28. When you start to feel better, this is exactly the time to stick with the plan. Inevitably, there will be a window when you’ll feel much better. Often, if you’ve been using these tools to fight an early cold, it will happen on the second or third day. You will be tempted to have some sugar, or work out, or stay up late, or exert yourself beyond your means, or get a bunch of chores done, or go to the mall. And if you do, I’m sorry to say, you will almost inevitably feel worse. Especially if you go to the mall. Do not – I repeat – do not go to the mall. What if, instead, you saw this extra energy as a gift that you could either spend or invest? If you choose to invest it – by continuing to lie low, eat well, etc. – you will be rewarded with a great return: overcoming the cold within another day or two. Even after you think the sickness is over, you will always benefit from taking an extra day to be conservative with your expenditure of energy.

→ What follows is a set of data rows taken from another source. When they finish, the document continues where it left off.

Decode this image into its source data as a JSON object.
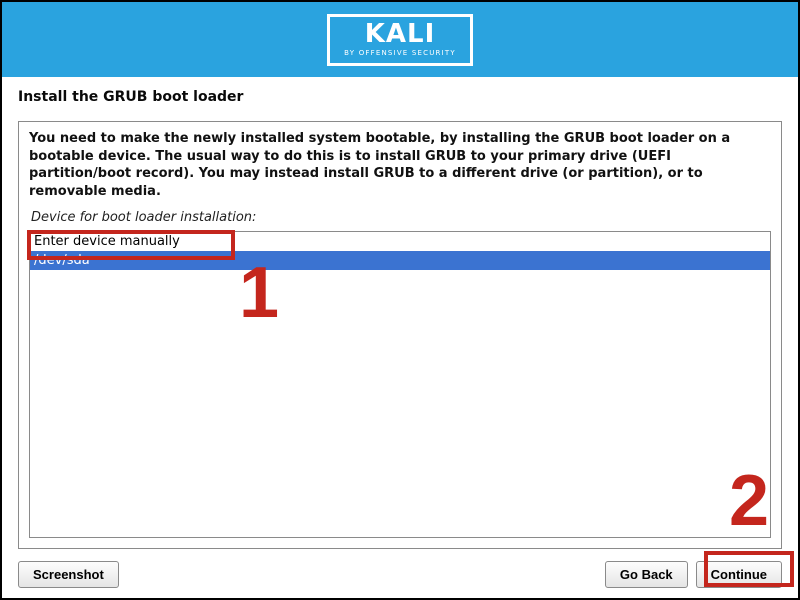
{
  "brand": {
    "title": "KALI",
    "subtitle": "BY OFFENSIVE SECURITY"
  },
  "page": {
    "title": "Install the GRUB boot loader",
    "instructions": "You need to make the newly installed system bootable, by installing the GRUB boot loader on a bootable device. The usual way to do this is to install GRUB to your primary drive (UEFI partition/boot record). You may instead install GRUB to a different drive (or partition), or to removable media.",
    "field_label": "Device for boot loader installation:"
  },
  "device_list": {
    "items": [
      {
        "label": "Enter device manually",
        "selected": false
      },
      {
        "label": "/dev/sda",
        "selected": true
      }
    ]
  },
  "buttons": {
    "screenshot": "Screenshot",
    "go_back": "Go Back",
    "continue": "Continue"
  },
  "annotations": {
    "one": "1",
    "two": "2"
  },
  "colors": {
    "accent": "#2aa3df",
    "selection": "#3b73d1",
    "annotation": "#c4261d"
  }
}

29. Whatever you’re going to do, do it quickly. All of the cold interventions I’ve mentioned work best when done early. The longer the cold persists, the less likely it is that supplements are going to make much difference. Have an immune support supplement with you at all times during cold and flu season. Another easy one to carry with you is a tincture bottle of Wellness Formula by Source Naturals. Just have this or one (or more) of the other supplements listed above in your coat or purse or desk, and the moment you feel unusually tired or scratchy in the throat, or cold and tight in the neck, or whatever other symptom is your indicator that you’re coming down with something, hit it hard and fast, take it easy, go to bed early, and chances are, you’ll wake up feeling fine the next day.
30. Accept the fact that everybody gets sick sometimes. Nothing wastes energy like fighting with reality. I have been able to sail through a cold by focusing inward, finding my feelings of resistance to being sick, and letting them go. I believe anyone can do this. Think about your illness and notice the feelings in your body – particularly the lack of ease. Often there will be a feeling of tightness, tension, or bracing somewhere, or some other unpleasant feeling that isn’t due to the virus itself, but to your reaction to it. If you just keep bringing yourself back to your body and letting go of this resistance, your whole experience of being sick can change. Let your cells do the fighting, not your mind.
Copyright 2012 by Peter Borten. No unauthorized reproduction in any form without permission.